Problem details: Check each line of the records below and collect those holding "استان".

Record set:
###

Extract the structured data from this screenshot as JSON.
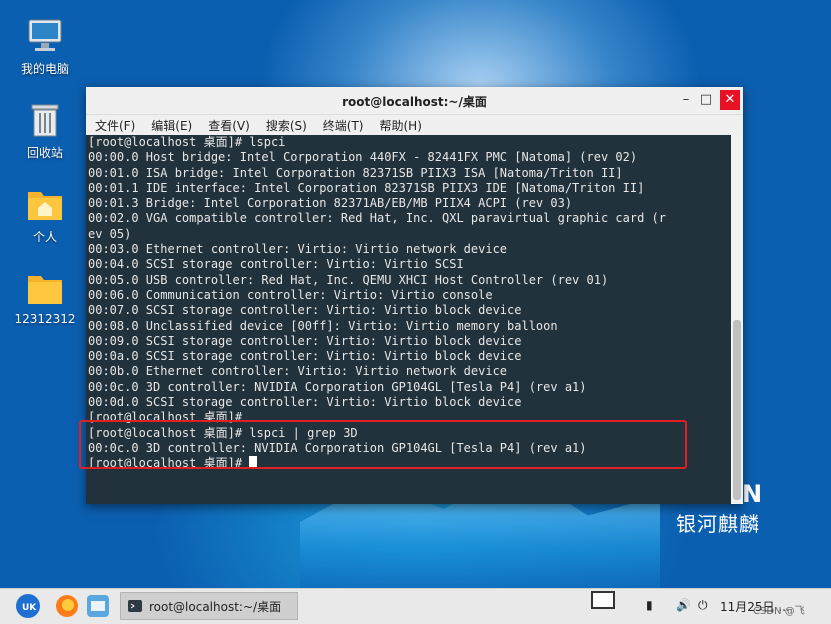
{
  "desktop": {
    "icons": [
      {
        "label": "我的电脑"
      },
      {
        "label": "回收站"
      },
      {
        "label": "个人"
      },
      {
        "label": "12312312"
      }
    ],
    "brand": "银河麒麟",
    "brand_letter": "N"
  },
  "window": {
    "title": "root@localhost:~/桌面",
    "controls": {
      "minimize": "–",
      "maximize": "□",
      "close": "✕"
    },
    "menu": [
      "文件(F)",
      "编辑(E)",
      "查看(V)",
      "搜索(S)",
      "终端(T)",
      "帮助(H)"
    ]
  },
  "terminal": {
    "lines": [
      "[root@localhost 桌面]# lspci",
      "00:00.0 Host bridge: Intel Corporation 440FX - 82441FX PMC [Natoma] (rev 02)",
      "00:01.0 ISA bridge: Intel Corporation 82371SB PIIX3 ISA [Natoma/Triton II]",
      "00:01.1 IDE interface: Intel Corporation 82371SB PIIX3 IDE [Natoma/Triton II]",
      "00:01.3 Bridge: Intel Corporation 82371AB/EB/MB PIIX4 ACPI (rev 03)",
      "00:02.0 VGA compatible controller: Red Hat, Inc. QXL paravirtual graphic card (r",
      "ev 05)",
      "00:03.0 Ethernet controller: Virtio: Virtio network device",
      "00:04.0 SCSI storage controller: Virtio: Virtio SCSI",
      "00:05.0 USB controller: Red Hat, Inc. QEMU XHCI Host Controller (rev 01)",
      "00:06.0 Communication controller: Virtio: Virtio console",
      "00:07.0 SCSI storage controller: Virtio: Virtio block device",
      "00:08.0 Unclassified device [00ff]: Virtio: Virtio memory balloon",
      "00:09.0 SCSI storage controller: Virtio: Virtio block device",
      "00:0a.0 SCSI storage controller: Virtio: Virtio block device",
      "00:0b.0 Ethernet controller: Virtio: Virtio network device",
      "00:0c.0 3D controller: NVIDIA Corporation GP104GL [Tesla P4] (rev a1)",
      "00:0d.0 SCSI storage controller: Virtio: Virtio block device",
      "[root@localhost 桌面]#",
      "[root@localhost 桌面]# lspci | grep 3D",
      "00:0c.0 3D controller: NVIDIA Corporation GP104GL [Tesla P4] (rev a1)"
    ],
    "prompt": "[root@localhost 桌面]# "
  },
  "taskbar": {
    "task_label": "root@localhost:~/桌面",
    "clock": "11月25日 ...",
    "watermark": "CSDN @飞"
  },
  "colors": {
    "terminal_bg": "#22323c",
    "terminal_fg": "#e6e6e6",
    "highlight": "#e02020"
  }
}
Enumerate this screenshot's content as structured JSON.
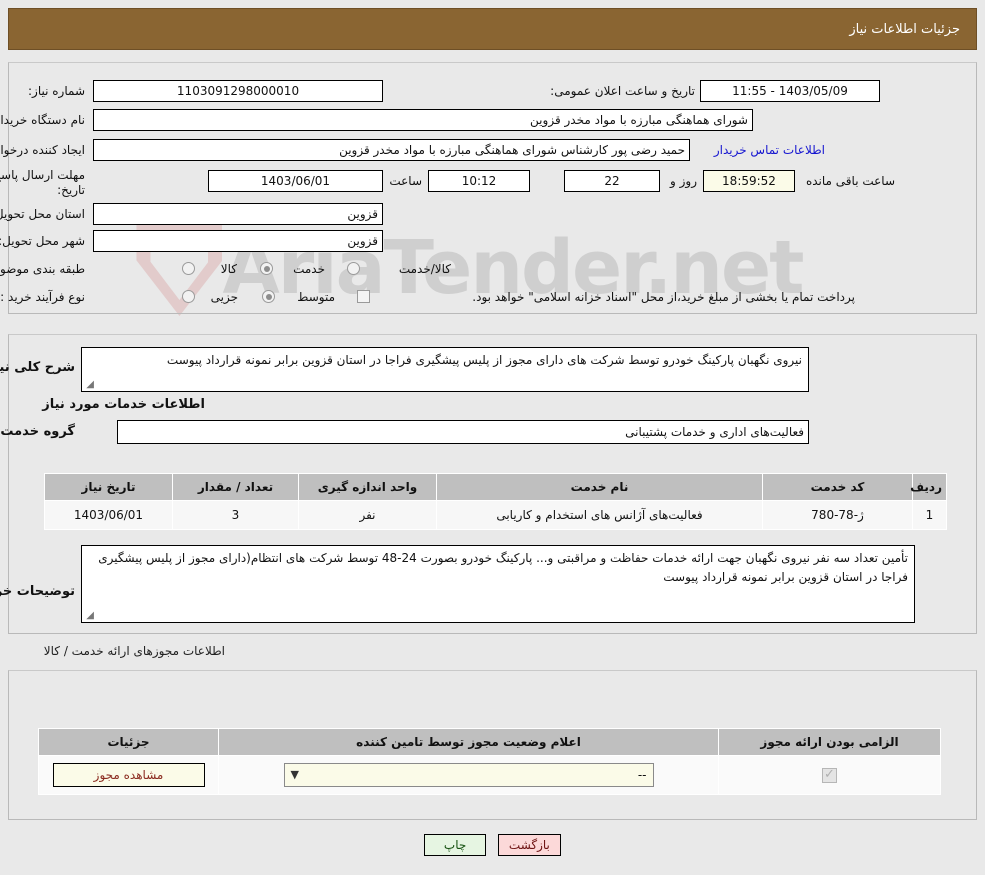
{
  "header": {
    "title": "جزئیات اطلاعات نیاز"
  },
  "watermark": {
    "text": "AriaTender.net"
  },
  "top_panel": {
    "need_number": {
      "label": "شماره نیاز:",
      "value": "1103091298000010"
    },
    "announce_datetime": {
      "label": "تاریخ و ساعت اعلان عمومی:",
      "value": "1403/05/09 - 11:55"
    },
    "buyer_org": {
      "label": "نام دستگاه خریدار:",
      "value": "شورای هماهنگی مبارزه با مواد مخدر قزوین"
    },
    "request_creator": {
      "label": "ایجاد کننده درخواست:",
      "value": "حمید رضی پور کارشناس شورای هماهنگی مبارزه با مواد مخدر قزوین"
    },
    "buyer_contact_link": "اطلاعات تماس خریدار",
    "deadline": {
      "label": "مهلت ارسال پاسخ: تا تاریخ:",
      "date": "1403/06/01",
      "time_label": "ساعت",
      "time": "10:12",
      "days": "22",
      "days_label": "روز و",
      "countdown": "18:59:52",
      "remaining_label": "ساعت باقی مانده"
    },
    "delivery_province": {
      "label": "استان محل تحویل:",
      "value": "قزوین"
    },
    "delivery_city": {
      "label": "شهر محل تحویل:",
      "value": "قزوین"
    },
    "category": {
      "label": "طبقه بندی موضوعی:",
      "options": [
        "کالا",
        "خدمت",
        "کالا/خدمت"
      ],
      "selected": "خدمت"
    },
    "purchase_type": {
      "label": "نوع فرآیند خرید :",
      "options": [
        "جزیی",
        "متوسط"
      ],
      "selected": "متوسط",
      "checkbox_note": "پرداخت تمام یا بخشی از مبلغ خرید،از محل \"اسناد خزانه اسلامی\" خواهد بود.",
      "checkbox_checked": false
    }
  },
  "description_panel": {
    "general_need": {
      "label": "شرح کلی نیاز:",
      "value": "نیروی نگهبان پارکینگ خودرو توسط شرکت های دارای مجوز از پلیس پیشگیری فراجا در استان قزوین برابر نمونه قرارداد پیوست"
    },
    "services_title": "اطلاعات خدمات مورد نیاز",
    "service_group": {
      "label": "گروه خدمت:",
      "value": "فعالیت‌های اداری و خدمات پشتیبانی"
    },
    "services_table": {
      "columns": [
        "ردیف",
        "کد خدمت",
        "نام خدمت",
        "واحد اندازه گیری",
        "تعداد / مقدار",
        "تاریخ نیاز"
      ],
      "rows": [
        {
          "row": "1",
          "code": "ژ-78-780",
          "name": "فعالیت‌های آژانس های استخدام و کاریابی",
          "unit": "نفر",
          "quantity": "3",
          "need_date": "1403/06/01"
        }
      ]
    },
    "buyer_notes": {
      "label": "توضیحات خریدار:",
      "value": "تأمین تعداد سه نفر نیروی نگهبان جهت ارائه خدمات حفاظت و مراقبتی و... پارکینگ خودرو بصورت 24-48 توسط شرکت های انتظام(دارای مجوز از پلیس پیشگیری فراجا در استان قزوین برابر نمونه قرارداد پیوست"
    }
  },
  "licenses": {
    "caption": "اطلاعات مجوزهای ارائه خدمت / کالا",
    "columns": [
      "الزامی بودن ارائه مجوز",
      "اعلام وضعیت مجوز توسط تامین کننده",
      "جزئیات"
    ],
    "rows": [
      {
        "required": true,
        "status_value": "--",
        "details_button": "مشاهده مجوز"
      }
    ]
  },
  "footer": {
    "back_button": "بازگشت",
    "print_button": "چاپ"
  },
  "colors": {
    "header_bar": "#8a6532",
    "page_background": "#e9e9e9",
    "link": "#1515d0",
    "back_button": "#fcd9d9",
    "print_button": "#e6f5e2",
    "cream_field": "#fbfbe8"
  }
}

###

Solved exercise:
      "label": "استان محل تحویل:",
      "value": "نیروی نگهبان پارکینگ خودرو توسط شرکت های دارای مجوز از پلیس پیشگیری فراجا در استان قزوین برابر نمونه قرارداد پیوست"
      "value": "تأمین تعداد سه نفر نیروی نگهبان جهت ارائه خدمات حفاظت و مراقبتی و... پارکینگ خودرو بصورت 24-48 توسط شرکت های انتظام(دارای مجوز از پلیس پیشگیری فراجا در استان قزوین برابر نمونه قرارداد پیوست"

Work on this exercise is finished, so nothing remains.